**WORK ITEM**
The required answer is a copy of each line in the entries below that includes "майна".

#### RECORDED INFORMATION

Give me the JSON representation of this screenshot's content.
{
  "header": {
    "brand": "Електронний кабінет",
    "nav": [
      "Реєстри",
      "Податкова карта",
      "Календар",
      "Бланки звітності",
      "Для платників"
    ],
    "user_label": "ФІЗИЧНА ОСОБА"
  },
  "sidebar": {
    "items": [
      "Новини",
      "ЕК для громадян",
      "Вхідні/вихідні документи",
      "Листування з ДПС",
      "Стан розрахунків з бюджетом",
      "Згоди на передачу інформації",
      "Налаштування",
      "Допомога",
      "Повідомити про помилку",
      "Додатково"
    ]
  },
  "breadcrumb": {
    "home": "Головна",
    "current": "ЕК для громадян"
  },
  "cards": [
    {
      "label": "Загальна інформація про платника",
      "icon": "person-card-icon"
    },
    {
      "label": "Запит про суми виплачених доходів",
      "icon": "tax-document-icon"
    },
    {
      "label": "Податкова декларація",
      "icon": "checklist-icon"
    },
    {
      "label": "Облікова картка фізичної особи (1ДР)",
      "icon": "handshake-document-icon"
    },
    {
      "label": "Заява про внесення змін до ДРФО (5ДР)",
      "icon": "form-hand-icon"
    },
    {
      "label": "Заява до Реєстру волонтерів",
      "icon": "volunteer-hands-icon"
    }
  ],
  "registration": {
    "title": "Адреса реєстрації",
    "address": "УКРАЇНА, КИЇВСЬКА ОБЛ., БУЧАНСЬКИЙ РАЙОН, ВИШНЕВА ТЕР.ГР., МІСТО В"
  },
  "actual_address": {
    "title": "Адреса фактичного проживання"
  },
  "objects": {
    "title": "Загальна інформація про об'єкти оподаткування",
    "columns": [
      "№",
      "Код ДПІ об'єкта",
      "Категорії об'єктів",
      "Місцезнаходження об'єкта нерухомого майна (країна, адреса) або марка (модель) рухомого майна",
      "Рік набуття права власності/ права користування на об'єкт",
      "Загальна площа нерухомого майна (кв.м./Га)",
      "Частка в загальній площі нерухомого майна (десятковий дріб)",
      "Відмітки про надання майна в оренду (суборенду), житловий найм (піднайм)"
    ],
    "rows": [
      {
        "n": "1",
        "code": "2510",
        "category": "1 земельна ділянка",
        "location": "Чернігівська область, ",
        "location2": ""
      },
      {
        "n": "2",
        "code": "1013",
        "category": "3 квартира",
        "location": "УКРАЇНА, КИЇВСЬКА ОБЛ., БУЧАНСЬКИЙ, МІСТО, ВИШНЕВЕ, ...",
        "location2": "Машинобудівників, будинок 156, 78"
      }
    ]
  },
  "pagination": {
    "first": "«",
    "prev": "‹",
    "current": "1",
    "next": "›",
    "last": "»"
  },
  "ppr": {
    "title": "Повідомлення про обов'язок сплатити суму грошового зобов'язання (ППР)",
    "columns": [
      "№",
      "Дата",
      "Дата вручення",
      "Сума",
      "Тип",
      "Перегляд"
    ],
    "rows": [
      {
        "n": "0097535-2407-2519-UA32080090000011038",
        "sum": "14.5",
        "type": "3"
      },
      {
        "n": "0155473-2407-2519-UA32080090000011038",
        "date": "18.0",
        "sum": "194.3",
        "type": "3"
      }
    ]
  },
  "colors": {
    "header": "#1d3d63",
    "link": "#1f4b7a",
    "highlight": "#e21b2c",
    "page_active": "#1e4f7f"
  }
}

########

**EXERCISE RESPONSE**
      "Місцезнаходження об'єкта нерухомого майна (країна, адреса) або марка (модель) рухомого майна",
      "Загальна площа нерухомого майна (кв.м./Га)",
      "Частка в загальній площі нерухомого майна (десятковий дріб)",
      "Відмітки про надання майна в оренду (суборенду), житловий найм (піднайм)"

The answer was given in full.